(KA note: The Observer must not have had the $$ to send the editor to Dublin…)

(DF note to KA’s note: I graduated in May 2012. The Observer did manage to send four staffers to Dublin the following September. Sometimes I wonder if I would not have been better off if I had taken two years to get through fifth grade.)

 

Favorite player to watch during your time as a student?

DF: Golden Tate could have walked around the football field as Maximus, for all I’m concerned, given how entertaining he often was. Though Lou Nix also holds a lofty place in my regard.
I lived a door down from Lou for two years, part of the reasoning there.

 

Favorite villain of the Irish from your time watching/following Notre Dame football?

DF: Pete Carroll runs away with the award. His candidacy is enhanced by my Wisconsin-bred Packer fandom.I do not like disliking Pete Carroll. I very much wish I could be indifferent toward him. The Falcons granted me that luxury for nine months.

 

Part of what has me excited about this transition is that I actually thought you’d be a good person to turn the keys over to, as I enjoyed reading your stuff when you were at The Observer and covering the Irish in your post-graduation years. What’s the most exciting part for you about taking over the blog? And what do you look forward to doing with it?

DF: I am most excited for the chance to write, and the chance to write about something on which I consider myself relatively knowledgeable. I look forward to seeing where the blog environment takes me. The open-ended aspect of it presents all sorts of possibilities.

Theoretically, I can be more freewheeling than elsewhere, get in-and-out quicker of some pieces, spend more time on others. I know Notre Dame fans of all varieties — the obsessed, the apathetic, pessimistic, optimistic, etc. — including some who have yet to decide how they feel about Tommy Rees. (Feel positively about him. It’s that simple.)

My sample size is certainly representative of the fan base as a whole. That wide swath is what makes covering Notre Dame enjoyable, and very well may provide the blog some direction and material on its own.

Oh, and I appreciate those kind words, Keith. I’ll Venmo you $20 later tonight.

 

Sliding a final question into my lightning round. What’s your handle on NDNation? (Kidding!)

DF: I will take my right to not incriminate myself, otherwise known as the Fifth.

Notre Dame makes Alexander and Balis hires official

balis
4 Comments

Notre Dame confirmed the news that Del Alexander and Matt Balis are joining Brian Kelly’s staff. As expected, Alexander will coach wide receivers while Balis was named director of football performance.

The program announced both hires on Thursday.

“I was looking for an experienced teacher, mentor, recruiter and developer of student-athletes,” head coach Brian Kelly said in a statement. “Del not only met the criteria, but he exceeded it. He also understands, respects and values the type of young men we want to bring to this University and football program.”

Alexander, who’ll lean on his West Coast roots and familiarity with new offensive coordinator Chip Long, said the following:

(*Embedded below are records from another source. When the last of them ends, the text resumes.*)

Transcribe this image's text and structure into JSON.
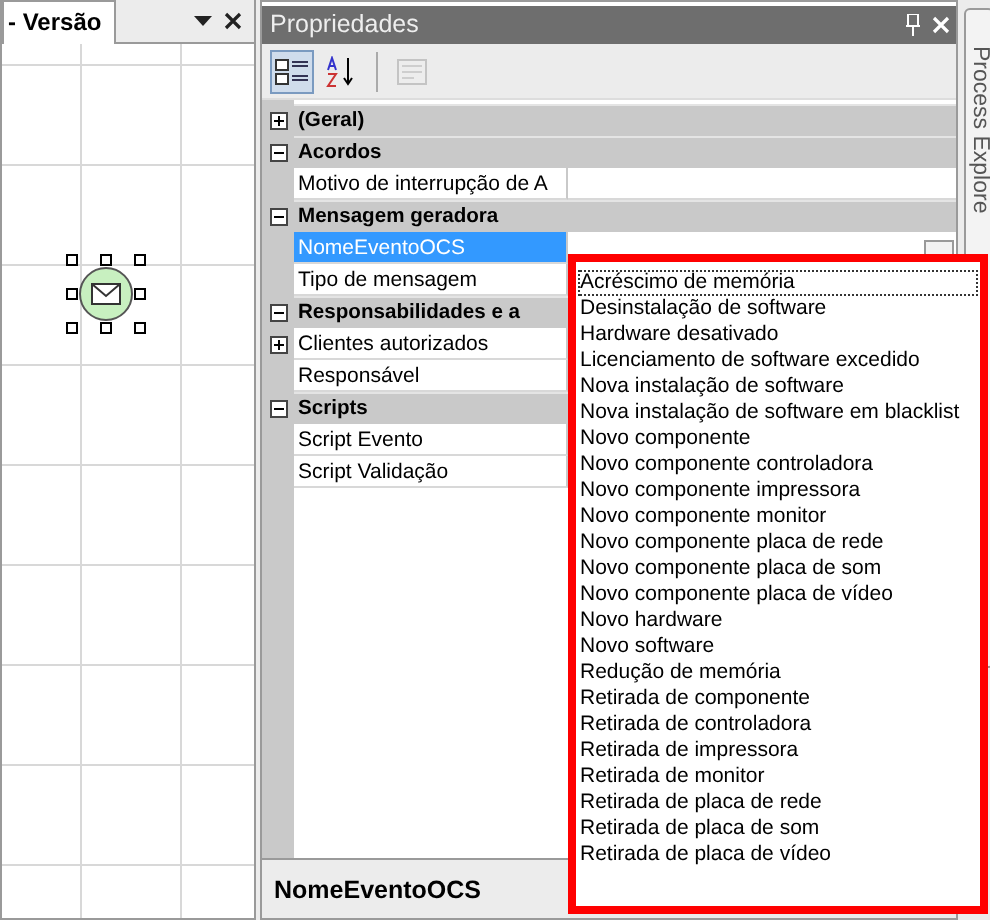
{
  "left_panel": {
    "tab_title": "- Versão"
  },
  "properties": {
    "title": "Propriedades",
    "toolbar": [
      {
        "kind": "categorized",
        "selected": true
      },
      {
        "kind": "alphabetical",
        "selected": false
      },
      {
        "kind": "pages",
        "selected": false,
        "disabled": true
      }
    ],
    "grid": [
      {
        "label": "(Geral)",
        "expanded": false
      },
      {
        "label": "Acordos",
        "expanded": true,
        "children": [
          {
            "label": "Motivo de interrupção de A",
            "selected": false
          }
        ]
      },
      {
        "label": "Mensagem geradora",
        "expanded": true,
        "children": [
          {
            "label": "NomeEventoOCS",
            "selected": true
          },
          {
            "label": "Tipo de mensagem",
            "selected": false
          }
        ]
      },
      {
        "label": "Responsabilidades e a",
        "expanded": true,
        "children": [
          {
            "label": "Clientes autorizados",
            "selected": false,
            "expanded": false
          },
          {
            "label": "Responsável",
            "selected": false
          }
        ]
      },
      {
        "label": "Scripts",
        "expanded": true,
        "children": [
          {
            "label": "Script Evento",
            "selected": false
          },
          {
            "label": "Script Validação",
            "selected": false
          }
        ]
      }
    ],
    "dropdown": {
      "options": [
        {
          "label": "Acréscimo de memória",
          "focused": true
        },
        {
          "label": "Desinstalação de software",
          "focused": false
        },
        {
          "label": "Hardware desativado",
          "focused": false
        },
        {
          "label": "Licenciamento de software excedido",
          "focused": false
        },
        {
          "label": "Nova instalação de software",
          "focused": false
        },
        {
          "label": "Nova instalação de software em blacklist",
          "focused": false
        },
        {
          "label": "Novo componente",
          "focused": false
        },
        {
          "label": "Novo componente controladora",
          "focused": false
        },
        {
          "label": "Novo componente impressora",
          "focused": false
        },
        {
          "label": "Novo componente monitor",
          "focused": false
        },
        {
          "label": "Novo componente placa de rede",
          "focused": false
        },
        {
          "label": "Novo componente placa de som",
          "focused": false
        },
        {
          "label": "Novo componente placa de vídeo",
          "focused": false
        },
        {
          "label": "Novo hardware",
          "focused": false
        },
        {
          "label": "Novo software",
          "focused": false
        },
        {
          "label": "Redução de memória",
          "focused": false
        },
        {
          "label": "Retirada de componente",
          "focused": false
        },
        {
          "label": "Retirada de controladora",
          "focused": false
        },
        {
          "label": "Retirada de impressora",
          "focused": false
        },
        {
          "label": "Retirada de monitor",
          "focused": false
        },
        {
          "label": "Retirada de placa de rede",
          "focused": false
        },
        {
          "label": "Retirada de placa de som",
          "focused": false
        },
        {
          "label": "Retirada de placa de vídeo",
          "focused": false
        }
      ]
    },
    "description": {
      "title": "NomeEventoOCS"
    }
  },
  "side_tab": {
    "label": "Process Explore"
  }
}
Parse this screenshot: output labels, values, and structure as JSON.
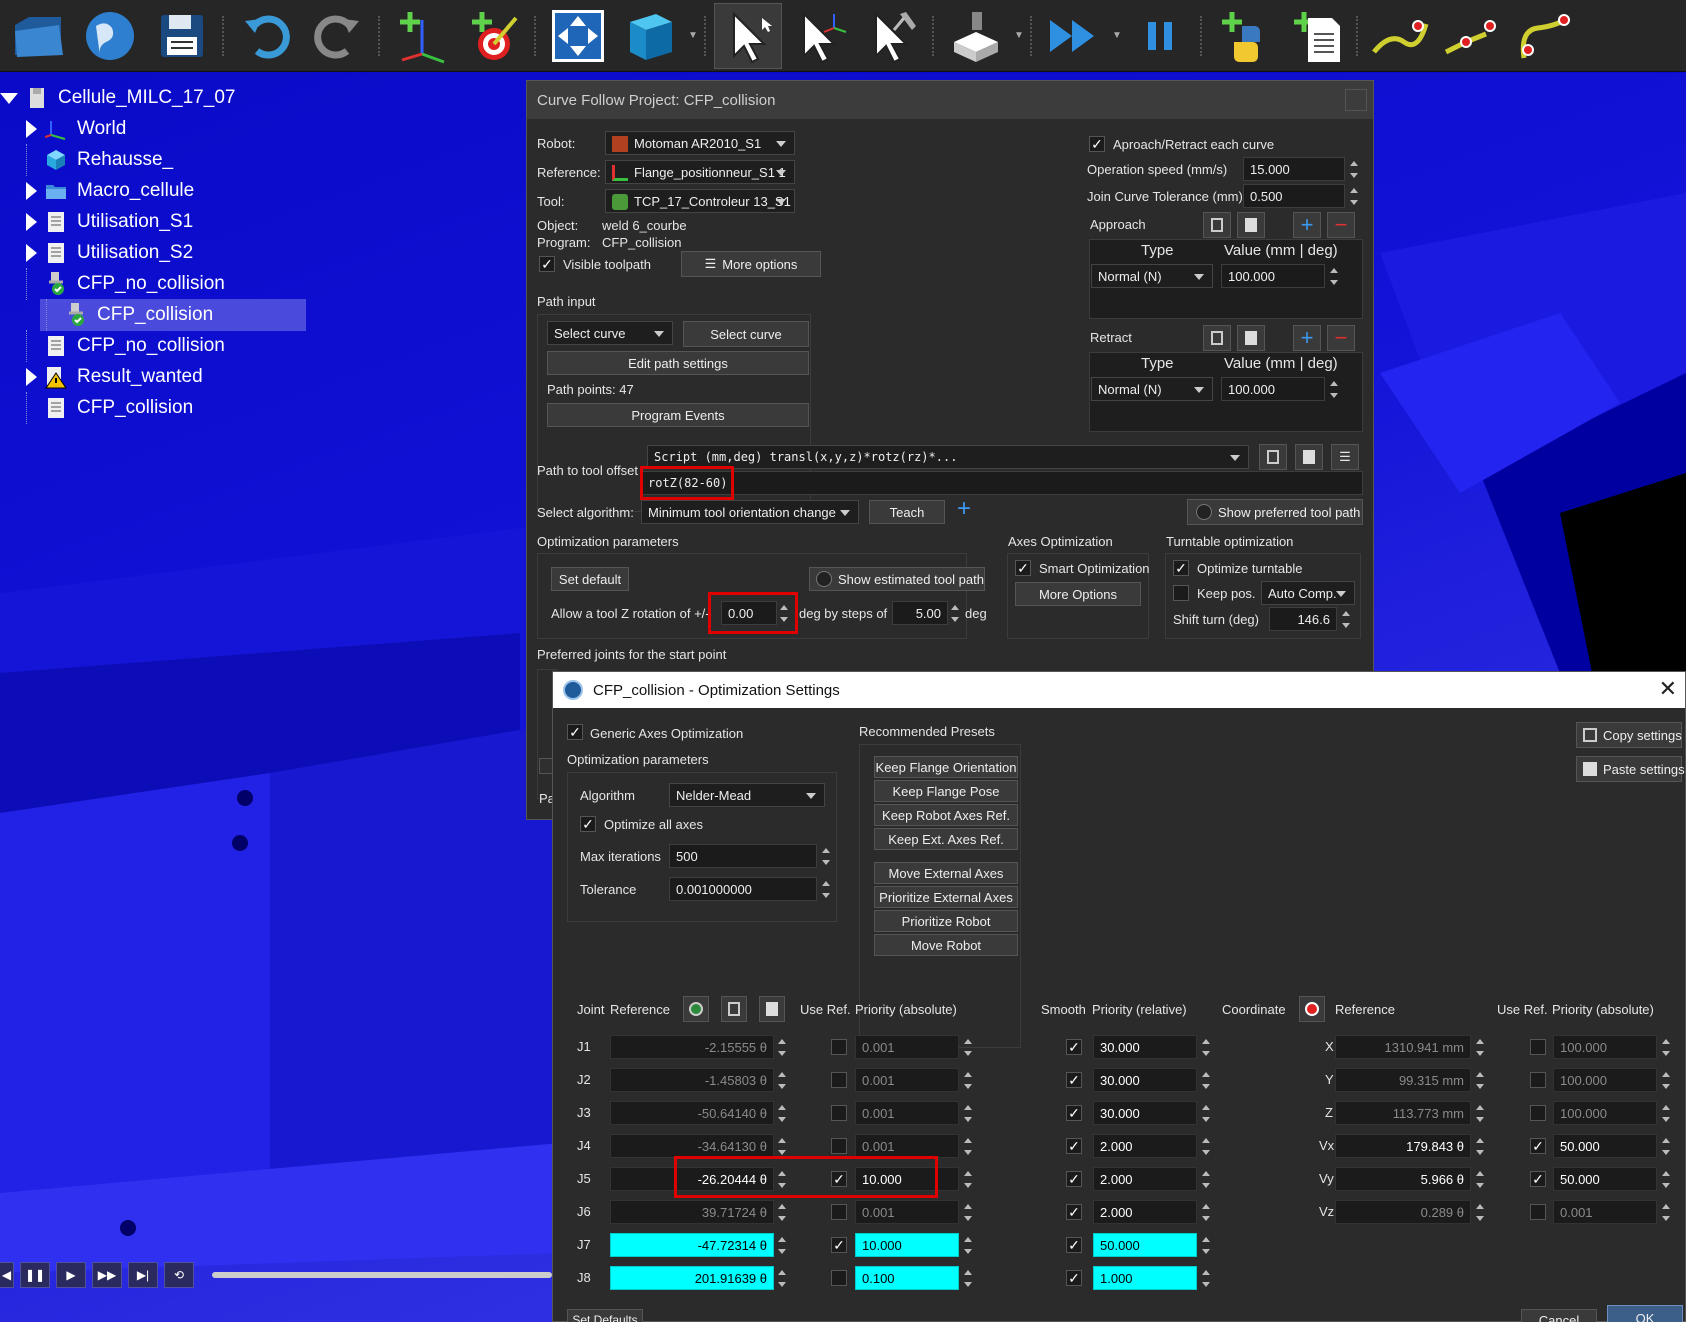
{
  "toolbar": {
    "icons": [
      "open-folder-icon",
      "globe-icon",
      "save-icon",
      "undo-icon",
      "redo-icon",
      "add-reference-frame-icon",
      "add-target-icon",
      "fit-all-icon",
      "cube-view-icon",
      "select-pointer-icon",
      "select-frame-icon",
      "select-tool-icon",
      "tool-holder-icon",
      "fast-forward-icon",
      "pause-icon",
      "python-icon",
      "new-program-icon",
      "curve-point-icon",
      "curve-follow-icon",
      "curve-path-icon"
    ]
  },
  "tree": {
    "root": "Cellule_MILC_17_07",
    "items": [
      {
        "label": "World",
        "icon": "reference-frame-icon"
      },
      {
        "label": "Rehausse_",
        "icon": "cube-icon"
      },
      {
        "label": "Macro_cellule",
        "icon": "folder-icon"
      },
      {
        "label": "Utilisation_S1",
        "icon": "program-icon"
      },
      {
        "label": "Utilisation_S2",
        "icon": "program-icon"
      },
      {
        "label": "CFP_no_collision",
        "icon": "curve-follow-ok-icon"
      },
      {
        "label": "CFP_collision",
        "icon": "curve-follow-ok-icon"
      },
      {
        "label": "CFP_no_collision",
        "icon": "program-icon"
      },
      {
        "label": "Result_wanted",
        "icon": "warning-icon"
      },
      {
        "label": "CFP_collision",
        "icon": "program-icon"
      }
    ]
  },
  "main": {
    "title": "Curve Follow Project: CFP_collision",
    "robot_label": "Robot:",
    "robot_value": "Motoman AR2010_S1",
    "reference_label": "Reference:",
    "reference_value": "Flange_positionneur_S1 1",
    "tool_label": "Tool:",
    "tool_value": "TCP_17_Controleur 13_S1",
    "object_label": "Object:",
    "object_value": "weld 6_courbe",
    "program_label": "Program:",
    "program_value": "CFP_collision",
    "visible_toolpath": "Visible toolpath",
    "more_options": "More options",
    "path_input": "Path input",
    "select_curve_combo": "Select curve",
    "select_curve_btn": "Select curve",
    "edit_path_settings": "Edit path settings",
    "path_points": "Path points: 47",
    "program_events": "Program Events",
    "approach_retract": "Aproach/Retract each curve",
    "op_speed_label": "Operation speed (mm/s)",
    "op_speed_value": "15.000",
    "join_tol_label": "Join Curve Tolerance (mm)",
    "join_tol_value": "0.500",
    "approach": "Approach",
    "retract": "Retract",
    "type_header": "Type",
    "value_header": "Value (mm | deg)",
    "approach_type": "Normal (N)",
    "approach_value": "100.000",
    "retract_type": "Normal (N)",
    "retract_value": "100.000",
    "path_tool_offset_label": "Path to tool offset",
    "script_combo": "Script (mm,deg) transl(x,y,z)*rotz(rz)*...",
    "offset_value": "rotZ(82-60)",
    "select_algorithm_label": "Select algorithm:",
    "algorithm_value": "Minimum tool orientation change",
    "teach": "Teach",
    "show_preferred": "Show preferred tool path",
    "opt_params": "Optimization parameters",
    "set_default": "Set default",
    "show_estimated": "Show estimated tool path",
    "allow_rot_label": "Allow a tool Z rotation of +/-",
    "allow_rot_value": "0.00",
    "deg_steps_label": "deg by steps of",
    "steps_value": "5.00",
    "deg": "deg",
    "axes_opt": "Axes Optimization",
    "smart_opt": "Smart Optimization",
    "more_options2": "More Options",
    "turntable_opt": "Turntable optimization",
    "optimize_turntable": "Optimize turntable",
    "keep_pos": "Keep pos.",
    "auto_comp": "Auto Comp.",
    "shift_turn_label": "Shift turn (deg)",
    "shift_turn_value": "146.6",
    "preferred_joints": "Preferred joints for the start point",
    "pa_text": "Pa"
  },
  "opt": {
    "title": "CFP_collision - Optimization Settings",
    "generic": "Generic Axes Optimization",
    "opt_params": "Optimization parameters",
    "algorithm_label": "Algorithm",
    "algorithm_value": "Nelder-Mead",
    "optimize_all": "Optimize all axes",
    "max_iter_label": "Max iterations",
    "max_iter_value": "500",
    "tolerance_label": "Tolerance",
    "tolerance_value": "0.001000000",
    "presets_title": "Recommended Presets",
    "presets": [
      "Keep Flange Orientation",
      "Keep Flange Pose",
      "Keep Robot Axes Ref.",
      "Keep Ext. Axes Ref.",
      "Move External Axes",
      "Prioritize External Axes",
      "Prioritize Robot",
      "Move Robot"
    ],
    "copy_settings": "Copy settings",
    "paste_settings": "Paste settings",
    "headers": {
      "joint": "Joint",
      "reference": "Reference",
      "use_ref": "Use Ref.",
      "priority_abs": "Priority (absolute)",
      "smooth": "Smooth",
      "priority_rel": "Priority (relative)",
      "coordinate": "Coordinate",
      "reference2": "Reference",
      "use_ref2": "Use Ref.",
      "priority_abs2": "Priority (absolute)"
    },
    "joints": [
      {
        "name": "J1",
        "ref": "-2.15555 θ",
        "use": false,
        "prio": "0.001",
        "smooth": true,
        "rel": "30.000",
        "state": "dim"
      },
      {
        "name": "J2",
        "ref": "-1.45803 θ",
        "use": false,
        "prio": "0.001",
        "smooth": true,
        "rel": "30.000",
        "state": "dim"
      },
      {
        "name": "J3",
        "ref": "-50.64140 θ",
        "use": false,
        "prio": "0.001",
        "smooth": true,
        "rel": "30.000",
        "state": "dim"
      },
      {
        "name": "J4",
        "ref": "-34.64130 θ",
        "use": false,
        "prio": "0.001",
        "smooth": true,
        "rel": "2.000",
        "state": "dim"
      },
      {
        "name": "J5",
        "ref": "-26.20444 θ",
        "use": true,
        "prio": "10.000",
        "smooth": true,
        "rel": "2.000",
        "state": "act"
      },
      {
        "name": "J6",
        "ref": "39.71724 θ",
        "use": false,
        "prio": "0.001",
        "smooth": true,
        "rel": "2.000",
        "state": "dim"
      },
      {
        "name": "J7",
        "ref": "-47.72314 θ",
        "use": true,
        "prio": "10.000",
        "smooth": true,
        "rel": "50.000",
        "state": "cyan"
      },
      {
        "name": "J8",
        "ref": "201.91639 θ",
        "use": false,
        "prio": "0.100",
        "smooth": true,
        "rel": "1.000",
        "state": "cyan"
      }
    ],
    "coords": [
      {
        "name": "X",
        "ref": "1310.941 mm",
        "use": false,
        "prio": "100.000",
        "state": "dim"
      },
      {
        "name": "Y",
        "ref": "99.315 mm",
        "use": false,
        "prio": "100.000",
        "state": "dim"
      },
      {
        "name": "Z",
        "ref": "113.773 mm",
        "use": false,
        "prio": "100.000",
        "state": "dim"
      },
      {
        "name": "Vx",
        "ref": "179.843 θ",
        "use": true,
        "prio": "50.000",
        "state": "act"
      },
      {
        "name": "Vy",
        "ref": "5.966 θ",
        "use": true,
        "prio": "50.000",
        "state": "act"
      },
      {
        "name": "Vz",
        "ref": "0.289 θ",
        "use": false,
        "prio": "0.001",
        "state": "dim"
      }
    ],
    "set_defaults": "Set Defaults",
    "cancel": "Cancel",
    "ok": "OK"
  },
  "colors": {
    "cyan": "#00ffff",
    "red_highlight": "#e00000",
    "viewport_blue": "#0a0ac8"
  }
}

“I’m excited to officially get on board, hit the road recruiting, and to find and develop the best student-athletes in the country. Notre Dame is a special place, and I’ve been able to the see the power of its brand on the recruiting trails across the country for the last 15-20 years. I’m honored and humbled to serve this University, this program and these remarkable young men.”

Balis comes to Notre Dame from UConn, with an impressive pedigree that counts jobs at Mississippi State, Florida, Virginia and Utah. He takes over for Paul Longo, who is taking a leave of absence from the football program, per the official release.

“Matt comes to Notre Dame with impeccable credentials and incredibly high praise from the likes of Urban Meyer, Mickey Marotti, Dan Mullen, Bob Diaco and Al Groh,” Kelly said. “He’s already instituted a strength program built with a foundation that focuses on hard work, discipline and top-notch competition. Matt will demand the best from our players, not only in the weight room, but in many other areas within our program. I couldn’t be more excited to have him in place moving forward.”